There's a three-way battle underway, with each party vying for control of your dashboard.
The first contenders are companies like Garmin and TomTom -- device-makers that built their reputations on simple, effective, portable tools for navigation. These folks are clearly on the losing end of the stick. While dashtop gadgets once seemed cutting-edge, we now see them for what they are: clunky, one-trick ponies. With all the smartphones and smartwatches and smartglasses and smartbras cluttering our lives, the last thing any of us want is another thing to keep charged -- especially when we can get the same results from gadgets we already own.
Next up: automakers. They have the homefield advantage -- after all, they built your dashboard, so it would seem easy for them to control it. Unfortunately, car companies have largely underwhelmed on the telematics front. Consider MyFord Touch, which is almost single-handedly responsible for Ford's jaw-dropping tumble in initial-quality rankings. Other automakers aren't faring much better. Many have managed to create overly complicated information systems that frustrate owners instead of doing what they're meant to do: making driving simpler.
The last of the lot: smartphone makers. Though their devices may not seem especially powerful, handset manufacturers have one very serious advantage: unlike cars or navigation gadgets our phones are with us all the time. Seriously, when was the last time you found yourself more than 10 feet away from your phone? We use them for communicating, for watching movies, for listening to music, and for whiling away the hours in doctors' offices. We are intimately familiar with them -- and that's why they're probably going to win the battle for the dashboard.
The Chevrolet Spark, for example, debuted with the BringGo app, which mirrors a driver's smartphone interface on the Spark's in-dash screen. That makes it easy for motorists to access apps like Google Maps and iTunes -- the sorts of things we need when we're on the road. Similar technology appeared earlier this year on the intriguing Volkswagen iBeetle.
Now, Honda has hopped onboard -- at least partially -- with the newest iteration of the HondaLink app for the 2014 Honda Civic. HondaLink connects Honda's Display Audio screen on the Civic's center stack with a user's smartphone. (Currently, it only works iPhones 5 and later, but an Android version is in the works.) At a cost of just $60, it's one of the cheapest ways for new-car shoppers to get navigation right on the dashboard.
IT'S NOT ALL GOOD NEWS
We should point out, however, that HondaLink isn't quite what drivers had hoped for. The iBeetle, for example, uses technology like MirrorLink to create a modified version of the user's smartphone right on the car's display screen. While HondaLink provides access to media and communications tools (e.g. music libraries and Siri), it doesn't replicate a phone's interface, nor does it allow drivers to use their preferred navigation programs like Google Maps.

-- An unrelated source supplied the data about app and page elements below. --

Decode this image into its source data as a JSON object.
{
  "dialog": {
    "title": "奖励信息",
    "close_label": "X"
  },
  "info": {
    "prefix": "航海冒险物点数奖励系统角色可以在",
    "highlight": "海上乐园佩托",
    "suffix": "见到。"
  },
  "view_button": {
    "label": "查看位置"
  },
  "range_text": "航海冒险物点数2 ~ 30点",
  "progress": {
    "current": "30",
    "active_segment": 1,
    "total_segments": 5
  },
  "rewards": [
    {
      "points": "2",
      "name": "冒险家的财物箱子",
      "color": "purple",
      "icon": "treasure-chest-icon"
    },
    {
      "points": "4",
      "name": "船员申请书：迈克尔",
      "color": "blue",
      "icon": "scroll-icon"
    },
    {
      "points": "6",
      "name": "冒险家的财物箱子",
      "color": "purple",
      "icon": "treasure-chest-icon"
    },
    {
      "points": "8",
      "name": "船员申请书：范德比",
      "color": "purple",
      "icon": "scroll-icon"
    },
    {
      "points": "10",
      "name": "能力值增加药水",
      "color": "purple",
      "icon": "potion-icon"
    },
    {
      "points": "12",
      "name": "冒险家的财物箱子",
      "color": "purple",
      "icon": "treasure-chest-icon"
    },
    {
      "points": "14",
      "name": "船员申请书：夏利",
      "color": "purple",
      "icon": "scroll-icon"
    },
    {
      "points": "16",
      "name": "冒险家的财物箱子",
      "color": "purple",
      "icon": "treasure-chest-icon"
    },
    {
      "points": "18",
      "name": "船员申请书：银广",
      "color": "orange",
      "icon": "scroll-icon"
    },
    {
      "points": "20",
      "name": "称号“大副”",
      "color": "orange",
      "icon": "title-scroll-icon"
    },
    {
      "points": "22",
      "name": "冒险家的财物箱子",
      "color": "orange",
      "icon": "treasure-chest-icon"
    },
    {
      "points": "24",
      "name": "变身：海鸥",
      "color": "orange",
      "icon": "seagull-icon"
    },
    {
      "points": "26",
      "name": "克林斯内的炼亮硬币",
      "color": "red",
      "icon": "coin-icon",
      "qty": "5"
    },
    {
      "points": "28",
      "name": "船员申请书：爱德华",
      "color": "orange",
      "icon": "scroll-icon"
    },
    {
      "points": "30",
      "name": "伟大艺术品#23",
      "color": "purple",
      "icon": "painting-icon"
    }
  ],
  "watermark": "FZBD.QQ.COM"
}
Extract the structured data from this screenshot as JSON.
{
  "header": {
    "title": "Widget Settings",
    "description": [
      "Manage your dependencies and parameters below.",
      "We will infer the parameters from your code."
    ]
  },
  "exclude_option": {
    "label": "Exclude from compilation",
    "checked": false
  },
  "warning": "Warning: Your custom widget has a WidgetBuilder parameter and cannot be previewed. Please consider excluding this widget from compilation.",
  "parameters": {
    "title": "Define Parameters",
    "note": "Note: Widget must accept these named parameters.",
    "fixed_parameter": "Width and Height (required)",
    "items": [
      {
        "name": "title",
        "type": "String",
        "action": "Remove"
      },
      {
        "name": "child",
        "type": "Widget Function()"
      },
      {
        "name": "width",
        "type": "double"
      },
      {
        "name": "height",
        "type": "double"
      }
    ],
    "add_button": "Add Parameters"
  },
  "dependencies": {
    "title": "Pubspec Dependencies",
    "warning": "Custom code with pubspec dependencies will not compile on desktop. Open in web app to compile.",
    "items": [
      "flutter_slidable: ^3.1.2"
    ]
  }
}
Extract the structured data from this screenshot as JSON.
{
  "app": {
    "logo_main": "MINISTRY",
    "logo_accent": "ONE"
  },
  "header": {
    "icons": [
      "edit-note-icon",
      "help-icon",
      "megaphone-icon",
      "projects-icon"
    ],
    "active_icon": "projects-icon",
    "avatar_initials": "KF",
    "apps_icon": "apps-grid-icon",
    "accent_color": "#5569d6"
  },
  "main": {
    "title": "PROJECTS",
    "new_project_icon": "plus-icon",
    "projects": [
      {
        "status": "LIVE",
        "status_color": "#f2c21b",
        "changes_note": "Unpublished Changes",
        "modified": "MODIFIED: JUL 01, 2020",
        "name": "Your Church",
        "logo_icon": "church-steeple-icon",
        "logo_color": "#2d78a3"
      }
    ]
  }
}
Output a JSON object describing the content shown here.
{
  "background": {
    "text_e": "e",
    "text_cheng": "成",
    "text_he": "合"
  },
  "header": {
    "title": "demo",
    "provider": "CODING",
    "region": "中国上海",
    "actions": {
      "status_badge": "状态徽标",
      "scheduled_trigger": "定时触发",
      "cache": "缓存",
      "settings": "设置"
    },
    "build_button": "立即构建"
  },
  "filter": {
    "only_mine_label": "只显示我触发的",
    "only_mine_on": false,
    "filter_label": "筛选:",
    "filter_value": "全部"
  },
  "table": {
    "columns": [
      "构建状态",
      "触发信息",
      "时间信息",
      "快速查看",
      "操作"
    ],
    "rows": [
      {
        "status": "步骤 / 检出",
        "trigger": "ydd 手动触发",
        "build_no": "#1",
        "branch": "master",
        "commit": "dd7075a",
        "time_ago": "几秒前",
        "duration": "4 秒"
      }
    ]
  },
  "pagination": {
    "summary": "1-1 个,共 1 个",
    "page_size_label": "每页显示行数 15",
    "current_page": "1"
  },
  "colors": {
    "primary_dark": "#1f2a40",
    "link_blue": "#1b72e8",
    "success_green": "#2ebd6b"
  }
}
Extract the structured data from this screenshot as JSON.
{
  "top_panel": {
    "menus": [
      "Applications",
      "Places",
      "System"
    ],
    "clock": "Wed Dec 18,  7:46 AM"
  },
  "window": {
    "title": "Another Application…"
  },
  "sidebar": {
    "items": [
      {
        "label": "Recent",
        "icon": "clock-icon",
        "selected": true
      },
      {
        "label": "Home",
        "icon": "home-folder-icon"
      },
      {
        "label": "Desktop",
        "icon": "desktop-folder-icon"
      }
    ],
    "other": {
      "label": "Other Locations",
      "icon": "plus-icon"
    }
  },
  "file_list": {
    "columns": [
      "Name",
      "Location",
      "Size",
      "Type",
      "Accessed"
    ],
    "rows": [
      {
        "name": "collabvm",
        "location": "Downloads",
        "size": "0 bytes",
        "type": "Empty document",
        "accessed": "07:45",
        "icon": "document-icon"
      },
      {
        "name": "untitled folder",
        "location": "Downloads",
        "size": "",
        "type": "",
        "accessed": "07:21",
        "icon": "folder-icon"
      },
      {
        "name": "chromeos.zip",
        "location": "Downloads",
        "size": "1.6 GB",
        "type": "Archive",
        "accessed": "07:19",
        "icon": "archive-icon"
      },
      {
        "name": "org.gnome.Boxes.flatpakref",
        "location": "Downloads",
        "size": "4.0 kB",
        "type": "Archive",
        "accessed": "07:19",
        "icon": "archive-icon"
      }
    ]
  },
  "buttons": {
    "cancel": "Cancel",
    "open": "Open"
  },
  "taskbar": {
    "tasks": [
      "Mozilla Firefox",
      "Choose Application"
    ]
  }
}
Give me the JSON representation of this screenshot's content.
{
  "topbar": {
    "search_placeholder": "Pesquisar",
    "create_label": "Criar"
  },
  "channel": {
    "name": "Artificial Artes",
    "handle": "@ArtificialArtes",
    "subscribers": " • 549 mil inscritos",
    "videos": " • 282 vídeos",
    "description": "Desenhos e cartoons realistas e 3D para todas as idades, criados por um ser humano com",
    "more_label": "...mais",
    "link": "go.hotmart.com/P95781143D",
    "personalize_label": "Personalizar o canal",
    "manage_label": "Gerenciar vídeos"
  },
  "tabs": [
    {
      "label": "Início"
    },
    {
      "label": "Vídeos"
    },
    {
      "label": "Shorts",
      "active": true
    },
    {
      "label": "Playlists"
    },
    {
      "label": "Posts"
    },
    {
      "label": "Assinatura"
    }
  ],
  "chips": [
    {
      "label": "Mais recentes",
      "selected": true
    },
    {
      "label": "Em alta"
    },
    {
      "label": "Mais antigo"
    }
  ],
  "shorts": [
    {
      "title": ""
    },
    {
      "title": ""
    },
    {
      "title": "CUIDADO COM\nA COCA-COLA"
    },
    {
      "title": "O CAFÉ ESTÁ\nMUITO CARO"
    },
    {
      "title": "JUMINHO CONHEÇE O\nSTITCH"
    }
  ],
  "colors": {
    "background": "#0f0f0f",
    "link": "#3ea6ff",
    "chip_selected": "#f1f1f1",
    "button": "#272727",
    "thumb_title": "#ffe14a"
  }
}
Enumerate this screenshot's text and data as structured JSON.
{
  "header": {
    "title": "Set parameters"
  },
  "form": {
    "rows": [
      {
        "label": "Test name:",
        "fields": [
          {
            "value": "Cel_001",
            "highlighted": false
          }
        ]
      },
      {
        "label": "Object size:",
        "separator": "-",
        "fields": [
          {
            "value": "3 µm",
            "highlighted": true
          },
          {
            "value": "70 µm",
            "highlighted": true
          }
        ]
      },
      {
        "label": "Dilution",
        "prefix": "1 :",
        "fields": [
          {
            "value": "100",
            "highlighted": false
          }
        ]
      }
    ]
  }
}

That's a big problem. As you can see from the video above, HondaLink uses Nokia's less-than-elegant HERE app for navigation. (Note how many steps the user has to go through to set a destination. Ugh.)
What's worse -- and a bit shady -- HondaLink uses a smartphone's data connection to access current maps and traffic info. True, that prevents Honda from having to install an onboard modem and keeps drivers from having to pay another monthly data fee. But honestly, if drivers are providing the internet connection, it seems a little nervy to charge them $60 for an app.
Though HondaLink isn't perfect, it's a step in the right direction. It puts the smartphone closer to the center of the infotainment experience and elbows automakers slightly out of the way.
In the near future, we expect that smartphones will win their fight for control of the dashboard. In fact, phone integration is so important to today's consumers that recent studies show new-car customers are unwilling to purchase vehicles that can't pair with their phones.
Further down the road -- when internet access becomes as ubiquitous as, say, radio -- we hope to see dashboards that mimic Google's current browser interface, giving users access to all their important data with one simple login, no matter where they are. That will create a consistent experience from car to car to car, no matter what users drive. (FWIW, Apple is already hard at work on this.) It will also allow automakers to focus on what they do best -- namely, making cars -- and leave tech to the tech firms.